▶ **EXTRACTED DATA**

>>>>

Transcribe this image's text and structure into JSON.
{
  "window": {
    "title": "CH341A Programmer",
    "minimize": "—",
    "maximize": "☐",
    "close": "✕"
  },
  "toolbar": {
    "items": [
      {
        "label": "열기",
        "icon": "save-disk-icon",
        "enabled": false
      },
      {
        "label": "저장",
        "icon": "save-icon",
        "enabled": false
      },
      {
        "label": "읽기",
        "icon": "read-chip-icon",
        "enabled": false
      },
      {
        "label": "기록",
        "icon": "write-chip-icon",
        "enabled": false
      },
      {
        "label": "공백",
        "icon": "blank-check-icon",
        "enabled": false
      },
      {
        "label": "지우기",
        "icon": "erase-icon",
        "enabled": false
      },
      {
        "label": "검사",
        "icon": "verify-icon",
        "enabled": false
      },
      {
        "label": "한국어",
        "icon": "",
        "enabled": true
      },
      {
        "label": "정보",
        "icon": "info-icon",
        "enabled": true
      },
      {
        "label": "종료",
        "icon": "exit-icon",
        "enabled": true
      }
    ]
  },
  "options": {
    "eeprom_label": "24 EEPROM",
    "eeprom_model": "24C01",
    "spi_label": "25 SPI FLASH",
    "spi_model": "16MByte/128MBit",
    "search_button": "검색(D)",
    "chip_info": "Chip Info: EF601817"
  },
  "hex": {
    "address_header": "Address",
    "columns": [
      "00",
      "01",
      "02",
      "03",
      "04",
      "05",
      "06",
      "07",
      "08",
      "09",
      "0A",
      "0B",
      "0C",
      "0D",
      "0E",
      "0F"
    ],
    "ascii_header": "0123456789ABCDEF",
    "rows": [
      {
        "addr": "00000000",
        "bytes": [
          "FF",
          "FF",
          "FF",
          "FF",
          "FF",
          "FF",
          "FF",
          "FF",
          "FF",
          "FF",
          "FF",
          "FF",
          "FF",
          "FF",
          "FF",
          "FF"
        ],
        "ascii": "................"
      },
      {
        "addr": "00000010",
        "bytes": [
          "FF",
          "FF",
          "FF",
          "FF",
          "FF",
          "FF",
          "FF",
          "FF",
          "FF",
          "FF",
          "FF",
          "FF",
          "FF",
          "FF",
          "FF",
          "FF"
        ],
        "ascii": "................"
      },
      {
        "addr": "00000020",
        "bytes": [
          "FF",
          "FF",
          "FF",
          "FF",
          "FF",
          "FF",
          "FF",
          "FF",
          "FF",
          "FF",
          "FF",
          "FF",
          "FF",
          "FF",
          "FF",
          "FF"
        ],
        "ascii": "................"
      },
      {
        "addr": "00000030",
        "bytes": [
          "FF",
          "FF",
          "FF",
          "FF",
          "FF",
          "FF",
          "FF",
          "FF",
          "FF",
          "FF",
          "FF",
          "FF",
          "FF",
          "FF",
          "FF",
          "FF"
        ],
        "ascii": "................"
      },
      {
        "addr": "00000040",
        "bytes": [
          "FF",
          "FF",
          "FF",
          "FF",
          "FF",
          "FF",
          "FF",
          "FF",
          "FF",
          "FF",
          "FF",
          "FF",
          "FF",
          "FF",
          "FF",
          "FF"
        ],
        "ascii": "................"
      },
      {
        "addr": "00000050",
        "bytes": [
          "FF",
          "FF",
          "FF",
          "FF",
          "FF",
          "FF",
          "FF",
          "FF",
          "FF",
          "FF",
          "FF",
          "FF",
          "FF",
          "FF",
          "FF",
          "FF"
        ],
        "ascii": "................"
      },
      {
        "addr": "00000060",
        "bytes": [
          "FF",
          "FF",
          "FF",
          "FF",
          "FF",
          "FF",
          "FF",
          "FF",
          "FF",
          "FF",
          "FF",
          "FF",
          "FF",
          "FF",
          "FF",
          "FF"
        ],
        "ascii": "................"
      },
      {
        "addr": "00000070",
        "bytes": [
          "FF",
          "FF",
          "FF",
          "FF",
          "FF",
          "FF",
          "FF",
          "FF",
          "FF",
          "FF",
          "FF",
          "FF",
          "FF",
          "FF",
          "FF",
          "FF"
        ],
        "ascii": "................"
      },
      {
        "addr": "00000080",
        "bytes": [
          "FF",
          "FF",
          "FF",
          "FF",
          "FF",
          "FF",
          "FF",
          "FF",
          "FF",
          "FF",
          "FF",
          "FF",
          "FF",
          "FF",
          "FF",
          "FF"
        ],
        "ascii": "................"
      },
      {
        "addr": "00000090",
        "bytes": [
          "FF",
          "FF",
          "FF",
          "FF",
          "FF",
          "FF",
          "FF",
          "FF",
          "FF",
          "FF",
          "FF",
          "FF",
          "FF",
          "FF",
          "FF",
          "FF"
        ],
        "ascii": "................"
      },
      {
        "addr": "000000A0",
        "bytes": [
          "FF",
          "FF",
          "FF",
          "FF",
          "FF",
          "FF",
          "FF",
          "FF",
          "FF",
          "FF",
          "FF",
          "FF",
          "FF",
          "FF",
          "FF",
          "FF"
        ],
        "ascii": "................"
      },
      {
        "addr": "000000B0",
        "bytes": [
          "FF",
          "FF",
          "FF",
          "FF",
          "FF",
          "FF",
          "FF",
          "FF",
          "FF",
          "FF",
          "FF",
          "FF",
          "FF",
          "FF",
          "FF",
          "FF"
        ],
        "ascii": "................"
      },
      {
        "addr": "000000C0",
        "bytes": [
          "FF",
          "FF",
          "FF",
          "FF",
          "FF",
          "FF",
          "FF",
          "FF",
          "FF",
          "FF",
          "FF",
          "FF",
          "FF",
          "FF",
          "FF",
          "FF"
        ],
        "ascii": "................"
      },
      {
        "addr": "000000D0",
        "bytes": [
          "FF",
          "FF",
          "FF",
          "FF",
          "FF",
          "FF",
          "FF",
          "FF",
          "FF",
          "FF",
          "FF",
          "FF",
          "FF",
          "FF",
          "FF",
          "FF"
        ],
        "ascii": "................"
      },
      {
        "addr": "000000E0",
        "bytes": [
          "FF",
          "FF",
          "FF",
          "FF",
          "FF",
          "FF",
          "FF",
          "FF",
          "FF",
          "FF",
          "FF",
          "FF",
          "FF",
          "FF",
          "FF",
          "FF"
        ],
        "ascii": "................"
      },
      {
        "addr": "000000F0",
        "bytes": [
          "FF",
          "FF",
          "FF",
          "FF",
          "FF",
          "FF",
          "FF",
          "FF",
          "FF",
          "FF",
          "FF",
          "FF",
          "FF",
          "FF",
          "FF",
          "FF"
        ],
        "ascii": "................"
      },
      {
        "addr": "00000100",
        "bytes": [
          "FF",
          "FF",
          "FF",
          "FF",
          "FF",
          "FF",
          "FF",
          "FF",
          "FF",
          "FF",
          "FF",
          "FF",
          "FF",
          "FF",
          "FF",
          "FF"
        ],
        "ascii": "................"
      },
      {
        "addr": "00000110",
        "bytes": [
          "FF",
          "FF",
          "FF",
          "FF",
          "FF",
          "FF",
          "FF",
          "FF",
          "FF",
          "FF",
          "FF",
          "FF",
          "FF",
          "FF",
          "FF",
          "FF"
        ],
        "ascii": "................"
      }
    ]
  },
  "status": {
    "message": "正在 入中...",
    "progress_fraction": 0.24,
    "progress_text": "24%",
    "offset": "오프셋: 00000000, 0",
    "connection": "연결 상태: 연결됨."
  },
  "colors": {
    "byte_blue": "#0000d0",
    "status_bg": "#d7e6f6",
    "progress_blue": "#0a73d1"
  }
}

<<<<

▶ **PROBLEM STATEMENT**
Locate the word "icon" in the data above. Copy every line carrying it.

▶ **YOUR RESPONSE**
        "icon": "save-disk-icon",
        "icon": "save-icon",
        "icon": "read-chip-icon",
        "icon": "write-chip-icon",
        "icon": "blank-check-icon",
        "icon": "erase-icon",
        "icon": "verify-icon",
        "icon": "",
        "icon": "info-icon",
        "icon": "exit-icon",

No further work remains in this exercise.